With written court submissions, the victory seldom goes to the in-born masters of rhetoric, to the punctilious punctuators, or to the masters of the witty turn of phrase.  You’re playing to the court, and what the court ultimately wants to know is:  Can it rely on your arguments in making the most legally correct decision?  “Correct,” under our system, means “in keeping with judicial precedent and/or proper statutory interpretation.”   In this light, your incisive wisdom and what – in an ideal world – ought to be the best argument is almost beside the point.

A simple example is in order.  Let us assume that your client is a defendant in an action where he has been alleged to have fraudulently negotiated an instrument on behalf of his corporation.  The Ontario Superior Court of Justice decision of Lee Steel Corp v. Gordon  2000 CarswellOnt 2485 provides some excellent phrases worth mining for your arguments (over and above its use as dicta for citation purposes).

Using Lee Steel as your phrasing style guideline, you might write that when “one examines the whole of the evidence,” it is clear “that the conduct, nature and design of the…defendant…was [not]to deceive by false representation;” that, rather, the plaintiff’s evidence only points to “circumstances of mere suspicion” that do “not warrant the conclusion of fraud.”

Notice how crisp and artful that argument sounded, how so judicially correct in its very phrasing – and it’s essentially cribbed from the case law. 

In sum, case law research may be profitably employed not just for its value in citing legal precedent, but in furnishing you with just the right phrasing to make you sound like a bona fide legal scholar.  Though your opponent might be able to stylistically out-write you in any other field, you can easily out-maneuver them at court simply by turbo-charging your sentences with your case law-sourced phrasings.   

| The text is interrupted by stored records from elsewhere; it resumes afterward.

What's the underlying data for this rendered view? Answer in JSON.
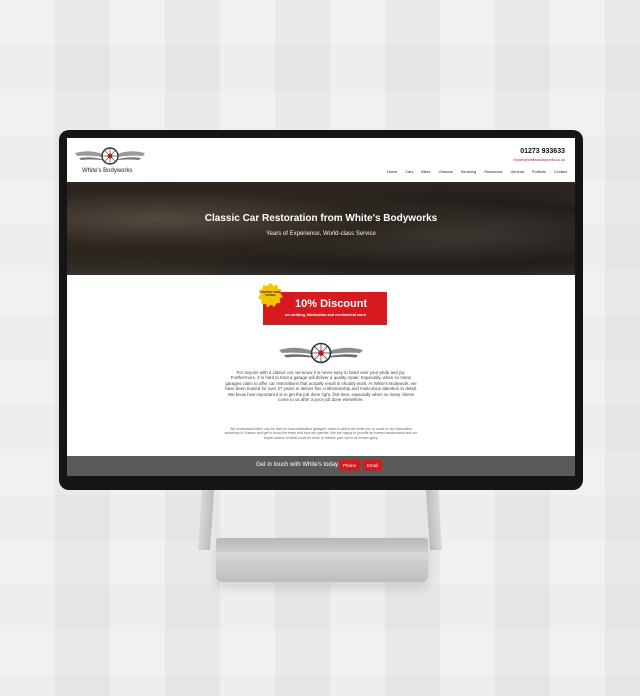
{
  "site": {
    "brand": "White's Bodyworks",
    "phone": "01273 933633",
    "email": "repairs@whitesbodyworks.co.uk"
  },
  "nav": [
    "Home",
    "Cars",
    "Bikes",
    "Classics",
    "Servicing",
    "Resources",
    "General",
    "Portfolio",
    "Contact"
  ],
  "hero": {
    "title": "Classic Car Restoration from White's Bodyworks",
    "subtitle": "Years of Experience, World-class Service"
  },
  "promo": {
    "badge": "LIMITED TIME OFFER",
    "headline": "10% Discount",
    "detail": "on welding, fabrication and mechanical work"
  },
  "body": {
    "paragraph1": "For anyone with a classic car, we know it is never easy to hand over your pride and joy. Furthermore, it is hard to trust a garage will deliver a quality repair. Especially, when so many garages claim to offer car restorations that actually result in shoddy work. At White's Bodywork, we have been trusted for over 27 years to deliver fine craftsmanship and meticulous attention to detail. We know how important it is to get the job done right, first time, especially when so many clients come to us after a poor job done elsewhere.",
    "paragraph2": "We understand that it can be hard to trust restoration garages, which is which we invite you to come to our restoration workshop in Sussex and get to know the team and how we operate. We are happy to provide an honest assessment and our expert advice of what could be done to restore your car to its former glory."
  },
  "footer": {
    "cta": "Get in touch with White's today",
    "phone_button": "Phone",
    "email_button": "Email"
  },
  "colors": {
    "accent": "#d71920",
    "badge": "#f4c400",
    "footer": "#5a5a5a",
    "bezel": "#151515"
  },
  "icons": {
    "logo": "winged-wheel-logo"
  }
}
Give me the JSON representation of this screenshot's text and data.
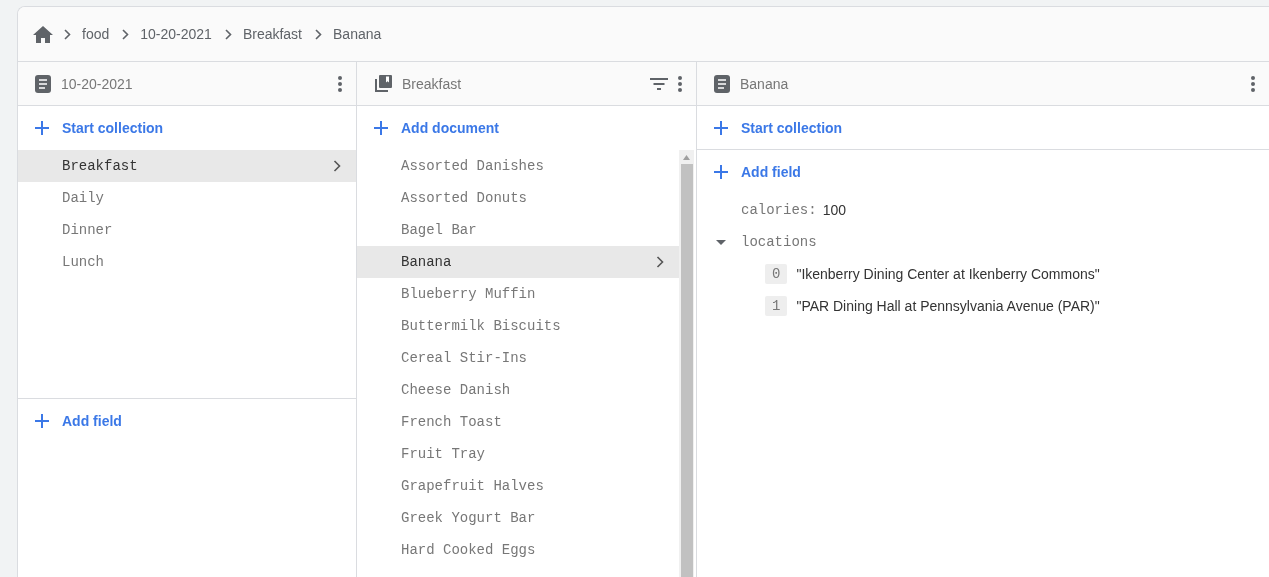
{
  "breadcrumb": [
    "food",
    "10-20-2021",
    "Breakfast",
    "Banana"
  ],
  "panes": [
    {
      "kind": "document",
      "title": "10-20-2021",
      "action": "Start collection",
      "items": [
        {
          "label": "Breakfast",
          "selected": true
        },
        {
          "label": "Daily",
          "selected": false
        },
        {
          "label": "Dinner",
          "selected": false
        },
        {
          "label": "Lunch",
          "selected": false
        }
      ],
      "footer_action": "Add field"
    },
    {
      "kind": "collection",
      "title": "Breakfast",
      "action": "Add document",
      "items": [
        {
          "label": "Assorted Danishes",
          "selected": false
        },
        {
          "label": "Assorted Donuts",
          "selected": false
        },
        {
          "label": "Bagel Bar",
          "selected": false
        },
        {
          "label": "Banana",
          "selected": true
        },
        {
          "label": "Blueberry Muffin",
          "selected": false
        },
        {
          "label": "Buttermilk Biscuits",
          "selected": false
        },
        {
          "label": "Cereal Stir-Ins",
          "selected": false
        },
        {
          "label": "Cheese Danish",
          "selected": false
        },
        {
          "label": "French Toast",
          "selected": false
        },
        {
          "label": "Fruit Tray",
          "selected": false
        },
        {
          "label": "Grapefruit Halves",
          "selected": false
        },
        {
          "label": "Greek Yogurt Bar",
          "selected": false
        },
        {
          "label": "Hard Cooked Eggs",
          "selected": false
        }
      ]
    },
    {
      "kind": "fields",
      "title": "Banana",
      "action": "Start collection",
      "field_action": "Add field",
      "fields": [
        {
          "kind": "scalar",
          "key": "calories:",
          "value": "100"
        },
        {
          "kind": "array",
          "key": "locations",
          "expanded": true,
          "items": [
            {
              "index": "0",
              "value": "\"Ikenberry Dining Center at Ikenberry Commons\""
            },
            {
              "index": "1",
              "value": "\"PAR Dining Hall at Pennsylvania Avenue (PAR)\""
            }
          ]
        }
      ]
    }
  ]
}
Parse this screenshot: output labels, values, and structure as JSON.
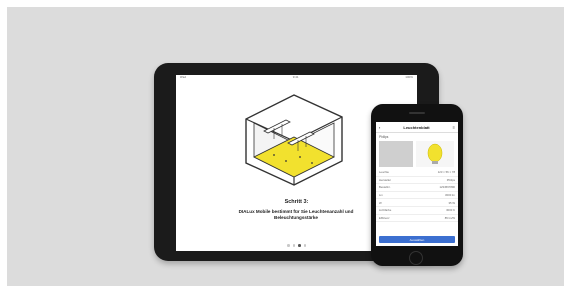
{
  "tablet": {
    "status_left": "iPad",
    "status_center": "9:41",
    "status_right": "100%",
    "step_title": "Schritt 3:",
    "step_description": "DIALux Mobile bestimmt für Sie Leuchtenanzahl und Beleuchtungsstärke",
    "page_dots": 4,
    "active_dot": 2,
    "accent_yellow": "#f2e12e",
    "check_green": "#3cb84a"
  },
  "phone": {
    "header_title": "Leuchtenblatt",
    "subtitle": "Philips",
    "rows": [
      {
        "label": "Leuchte",
        "value": "123 × 56 × 78"
      },
      {
        "label": "Hersteller",
        "value": "Philips"
      },
      {
        "label": "Bestellnr.",
        "value": "1234567890"
      },
      {
        "label": "Lm",
        "value": "3000 lm"
      },
      {
        "label": "W",
        "value": "35 W"
      },
      {
        "label": "Lichtfarbe",
        "value": "3000 K"
      },
      {
        "label": "Effizienz",
        "value": "85 lm/W"
      }
    ],
    "button_label": "Auswählen",
    "accent_blue": "#3c6fd0"
  }
}
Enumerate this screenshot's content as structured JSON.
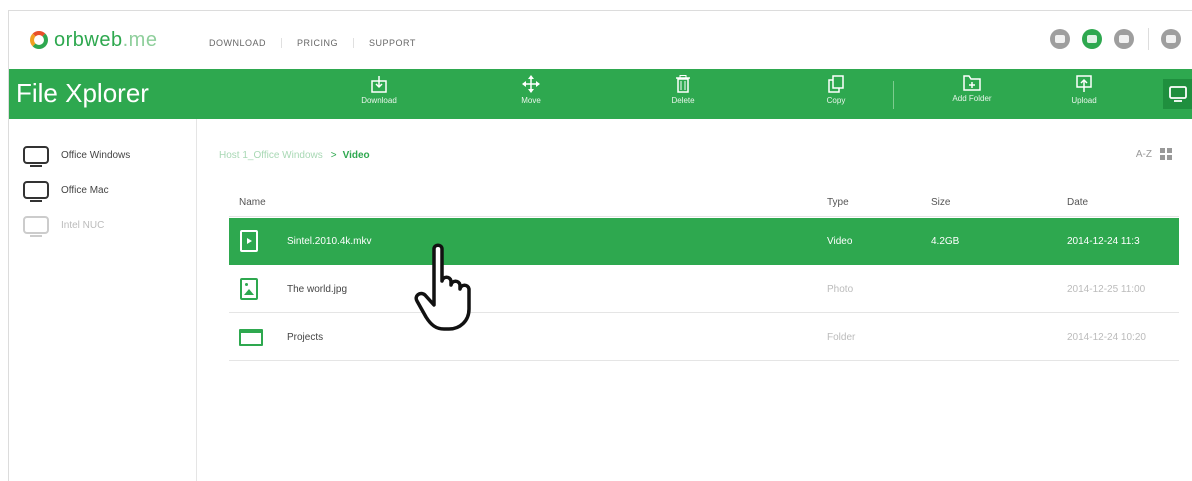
{
  "brand": {
    "name_dark": "orbweb",
    "name_light": ".me"
  },
  "nav": {
    "links": [
      "DOWNLOAD",
      "PRICING",
      "SUPPORT"
    ]
  },
  "nav_icons": [
    "chat-icon",
    "folder-icon",
    "settings-icon",
    "user-icon"
  ],
  "toolbar": {
    "title": "File Xplorer",
    "actions": [
      {
        "label": "Download",
        "icon": "download-icon"
      },
      {
        "label": "Move",
        "icon": "move-icon"
      },
      {
        "label": "Delete",
        "icon": "trash-icon"
      },
      {
        "label": "Copy",
        "icon": "copy-icon"
      },
      {
        "label": "Add Folder",
        "icon": "add-folder-icon"
      },
      {
        "label": "Upload",
        "icon": "upload-icon"
      }
    ]
  },
  "sidebar": {
    "devices": [
      {
        "name": "Office Windows",
        "active": true
      },
      {
        "name": "Office Mac",
        "active": true
      },
      {
        "name": "Intel NUC",
        "active": false
      }
    ]
  },
  "breadcrumb": {
    "host": "Host 1_Office Windows",
    "separator": ">",
    "current": "Video"
  },
  "sort": {
    "label": "A-Z"
  },
  "table": {
    "headers": {
      "name": "Name",
      "type": "Type",
      "size": "Size",
      "date": "Date"
    },
    "rows": [
      {
        "name": "Sintel.2010.4k.mkv",
        "type": "Video",
        "size": "4.2GB",
        "date": "2014-12-24 11:3",
        "selected": true,
        "icon": "video-file-icon"
      },
      {
        "name": "The world.jpg",
        "type": "Photo",
        "size": "",
        "date": "2014-12-25 11:00",
        "selected": false,
        "icon": "photo-file-icon"
      },
      {
        "name": "Projects",
        "type": "Folder",
        "size": "",
        "date": "2014-12-24 10:20",
        "selected": false,
        "icon": "folder-icon"
      }
    ]
  },
  "colors": {
    "accent": "#2ea84f",
    "accent_dark": "#1f8f3e"
  }
}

Bad writers take note – the vast sea of case law beckons, to be used as your Cliff’s Notes for great legal writing.